Kyle Terada-USA TODAY Sports
Weeks spent three years in Oakland, but will now call Baltimore home. That's a good thing and a sad thing.
Like most major life changes, there can be pros and cons. Weeks leaves the team that drafted him, the first and only team he has played for. On the other hand, he now gets a fresh start.
One of the major benefits for Weeks is playing closer to home. His family resides near Orlando, Fla., just a two-hour flight to Baltimore. Best of all, spring training will be held in Sarasota, Fla., a two-hour drive for his family. And if Weeks should find himself in Triple-A (Norfolk, Va.) at any point, it's still closer than Oakland.
Playing in the AL East also means a couple of series against Tampa Bay, too.
Being on the West Coast, it’s very limited how much contact you have with your family. I have a pretty close-knit family, so to be on the East Coast, time frames work out better, distance works out better and the fact they can catch every game whether it be a flight or a drive to Tampa makes a world of difference for us.
The Orioles also play the Milwaukee Brewers in May, so Weeks may get an opportunity to play against his brother, Rickie.
While he gets to see his real family more often, it's difficult leaving the family he made in Oakland.
"[The hardest part is] leaving past relationships with teammates and coaches, as well as getting acquainted with new people, making new relationships and building new relationships," he said.
On a funny note, Weeks joked that moving to Baltimore (and this interview) may get him one step closer to meeting former Baltimore Raven Ray Lewis.
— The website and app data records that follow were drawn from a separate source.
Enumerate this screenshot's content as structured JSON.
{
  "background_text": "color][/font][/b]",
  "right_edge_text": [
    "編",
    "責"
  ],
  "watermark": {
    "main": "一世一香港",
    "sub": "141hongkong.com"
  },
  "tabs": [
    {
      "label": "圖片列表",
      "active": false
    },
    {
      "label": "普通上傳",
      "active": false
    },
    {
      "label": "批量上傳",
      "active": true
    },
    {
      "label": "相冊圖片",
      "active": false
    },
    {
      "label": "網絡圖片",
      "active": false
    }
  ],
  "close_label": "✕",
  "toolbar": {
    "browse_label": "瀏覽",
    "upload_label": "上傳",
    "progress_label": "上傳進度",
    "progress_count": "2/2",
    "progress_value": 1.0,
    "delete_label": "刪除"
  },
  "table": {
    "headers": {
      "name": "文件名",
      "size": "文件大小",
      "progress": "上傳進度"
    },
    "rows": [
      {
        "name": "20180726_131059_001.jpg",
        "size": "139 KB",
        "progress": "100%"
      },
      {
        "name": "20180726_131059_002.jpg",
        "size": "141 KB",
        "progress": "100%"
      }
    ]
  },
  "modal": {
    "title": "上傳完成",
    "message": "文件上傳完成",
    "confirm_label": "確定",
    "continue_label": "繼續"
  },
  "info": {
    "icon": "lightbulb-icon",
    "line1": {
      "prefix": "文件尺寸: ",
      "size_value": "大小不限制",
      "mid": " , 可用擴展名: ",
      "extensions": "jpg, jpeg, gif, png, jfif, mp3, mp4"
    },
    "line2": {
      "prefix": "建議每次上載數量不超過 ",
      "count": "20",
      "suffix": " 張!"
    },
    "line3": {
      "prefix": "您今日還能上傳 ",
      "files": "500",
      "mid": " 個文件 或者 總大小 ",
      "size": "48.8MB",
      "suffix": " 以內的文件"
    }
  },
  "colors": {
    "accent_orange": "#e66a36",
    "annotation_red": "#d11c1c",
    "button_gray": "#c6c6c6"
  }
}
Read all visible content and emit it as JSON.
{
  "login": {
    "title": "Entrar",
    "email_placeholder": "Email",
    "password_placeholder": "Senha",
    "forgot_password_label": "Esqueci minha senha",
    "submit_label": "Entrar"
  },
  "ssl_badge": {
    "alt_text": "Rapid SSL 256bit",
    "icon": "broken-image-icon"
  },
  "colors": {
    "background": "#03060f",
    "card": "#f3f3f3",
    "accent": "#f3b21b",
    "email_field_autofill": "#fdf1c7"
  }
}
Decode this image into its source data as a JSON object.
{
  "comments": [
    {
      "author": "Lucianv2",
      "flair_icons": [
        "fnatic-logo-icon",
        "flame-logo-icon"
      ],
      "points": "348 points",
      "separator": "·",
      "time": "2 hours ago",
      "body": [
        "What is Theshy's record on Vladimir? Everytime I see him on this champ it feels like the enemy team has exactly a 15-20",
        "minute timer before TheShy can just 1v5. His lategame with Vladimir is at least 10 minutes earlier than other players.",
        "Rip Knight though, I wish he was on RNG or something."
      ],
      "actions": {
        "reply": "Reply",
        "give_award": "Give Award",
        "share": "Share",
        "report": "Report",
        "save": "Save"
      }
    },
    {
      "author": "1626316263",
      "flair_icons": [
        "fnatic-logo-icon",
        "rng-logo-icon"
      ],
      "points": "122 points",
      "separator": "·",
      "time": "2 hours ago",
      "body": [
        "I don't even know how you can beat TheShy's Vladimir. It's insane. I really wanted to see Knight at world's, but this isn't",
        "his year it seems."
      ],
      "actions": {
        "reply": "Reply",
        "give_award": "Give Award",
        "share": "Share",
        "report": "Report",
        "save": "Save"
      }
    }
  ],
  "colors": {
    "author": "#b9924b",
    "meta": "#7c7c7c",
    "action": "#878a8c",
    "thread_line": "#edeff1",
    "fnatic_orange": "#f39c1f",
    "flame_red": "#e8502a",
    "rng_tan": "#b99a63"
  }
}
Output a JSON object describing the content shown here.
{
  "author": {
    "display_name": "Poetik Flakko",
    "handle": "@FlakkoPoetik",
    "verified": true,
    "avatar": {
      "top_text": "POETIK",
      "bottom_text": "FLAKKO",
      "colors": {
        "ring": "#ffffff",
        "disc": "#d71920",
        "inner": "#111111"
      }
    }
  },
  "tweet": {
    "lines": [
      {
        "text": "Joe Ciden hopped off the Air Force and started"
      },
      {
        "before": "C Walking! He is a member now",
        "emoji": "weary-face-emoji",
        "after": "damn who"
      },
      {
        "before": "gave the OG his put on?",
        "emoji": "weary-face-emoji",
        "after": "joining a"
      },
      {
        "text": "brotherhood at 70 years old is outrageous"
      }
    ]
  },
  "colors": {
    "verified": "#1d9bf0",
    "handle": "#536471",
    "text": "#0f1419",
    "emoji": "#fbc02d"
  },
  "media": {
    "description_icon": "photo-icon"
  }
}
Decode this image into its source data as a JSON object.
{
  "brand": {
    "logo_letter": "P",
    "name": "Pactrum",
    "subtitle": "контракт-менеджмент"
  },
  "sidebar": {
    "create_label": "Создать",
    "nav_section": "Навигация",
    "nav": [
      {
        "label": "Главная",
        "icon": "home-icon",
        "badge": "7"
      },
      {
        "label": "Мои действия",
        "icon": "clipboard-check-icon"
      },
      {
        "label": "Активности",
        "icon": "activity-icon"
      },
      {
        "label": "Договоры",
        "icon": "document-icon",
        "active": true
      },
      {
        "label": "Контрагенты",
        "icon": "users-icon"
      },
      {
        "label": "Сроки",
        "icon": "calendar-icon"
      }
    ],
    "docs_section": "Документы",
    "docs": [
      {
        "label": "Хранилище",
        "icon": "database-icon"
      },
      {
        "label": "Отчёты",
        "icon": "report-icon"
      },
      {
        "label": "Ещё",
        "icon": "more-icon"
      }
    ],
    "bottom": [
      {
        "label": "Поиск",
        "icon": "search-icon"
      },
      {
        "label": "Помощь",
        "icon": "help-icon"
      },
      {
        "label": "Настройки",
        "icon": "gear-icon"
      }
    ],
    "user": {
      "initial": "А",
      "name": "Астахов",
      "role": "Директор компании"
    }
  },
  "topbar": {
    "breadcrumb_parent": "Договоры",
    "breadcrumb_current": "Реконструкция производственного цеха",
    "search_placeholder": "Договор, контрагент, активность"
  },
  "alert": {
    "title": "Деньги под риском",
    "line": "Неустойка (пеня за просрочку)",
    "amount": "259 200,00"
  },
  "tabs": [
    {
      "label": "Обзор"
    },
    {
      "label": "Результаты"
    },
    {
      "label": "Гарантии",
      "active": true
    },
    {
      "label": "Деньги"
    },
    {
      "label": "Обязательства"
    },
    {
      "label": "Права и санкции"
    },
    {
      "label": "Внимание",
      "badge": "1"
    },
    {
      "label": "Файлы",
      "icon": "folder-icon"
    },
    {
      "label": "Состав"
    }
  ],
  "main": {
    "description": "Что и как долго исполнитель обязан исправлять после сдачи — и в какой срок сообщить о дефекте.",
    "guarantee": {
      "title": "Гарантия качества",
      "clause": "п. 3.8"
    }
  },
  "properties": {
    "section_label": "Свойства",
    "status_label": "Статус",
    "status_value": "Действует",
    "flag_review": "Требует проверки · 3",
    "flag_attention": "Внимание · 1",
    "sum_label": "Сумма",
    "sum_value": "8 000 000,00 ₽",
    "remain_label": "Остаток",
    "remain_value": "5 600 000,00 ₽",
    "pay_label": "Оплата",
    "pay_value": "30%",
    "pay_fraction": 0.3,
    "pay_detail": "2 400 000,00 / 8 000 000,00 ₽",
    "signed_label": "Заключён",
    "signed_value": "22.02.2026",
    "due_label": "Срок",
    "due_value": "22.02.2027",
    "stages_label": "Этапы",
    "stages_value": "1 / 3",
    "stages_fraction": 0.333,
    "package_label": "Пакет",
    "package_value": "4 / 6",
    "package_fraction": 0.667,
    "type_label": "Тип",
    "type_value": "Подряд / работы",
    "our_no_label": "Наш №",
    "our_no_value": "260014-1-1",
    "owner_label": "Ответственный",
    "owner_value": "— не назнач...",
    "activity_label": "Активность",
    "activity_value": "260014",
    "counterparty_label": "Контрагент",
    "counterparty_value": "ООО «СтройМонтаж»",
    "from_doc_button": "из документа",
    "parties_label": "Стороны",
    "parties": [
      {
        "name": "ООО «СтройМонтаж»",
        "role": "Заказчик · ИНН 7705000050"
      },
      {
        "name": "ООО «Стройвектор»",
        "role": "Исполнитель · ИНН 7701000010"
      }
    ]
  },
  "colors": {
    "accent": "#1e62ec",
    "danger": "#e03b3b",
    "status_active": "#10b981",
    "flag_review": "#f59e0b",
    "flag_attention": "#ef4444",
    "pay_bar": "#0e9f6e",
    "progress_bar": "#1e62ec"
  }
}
Both men went to Miami—or as its alumni and Weeks referred to it, "the U."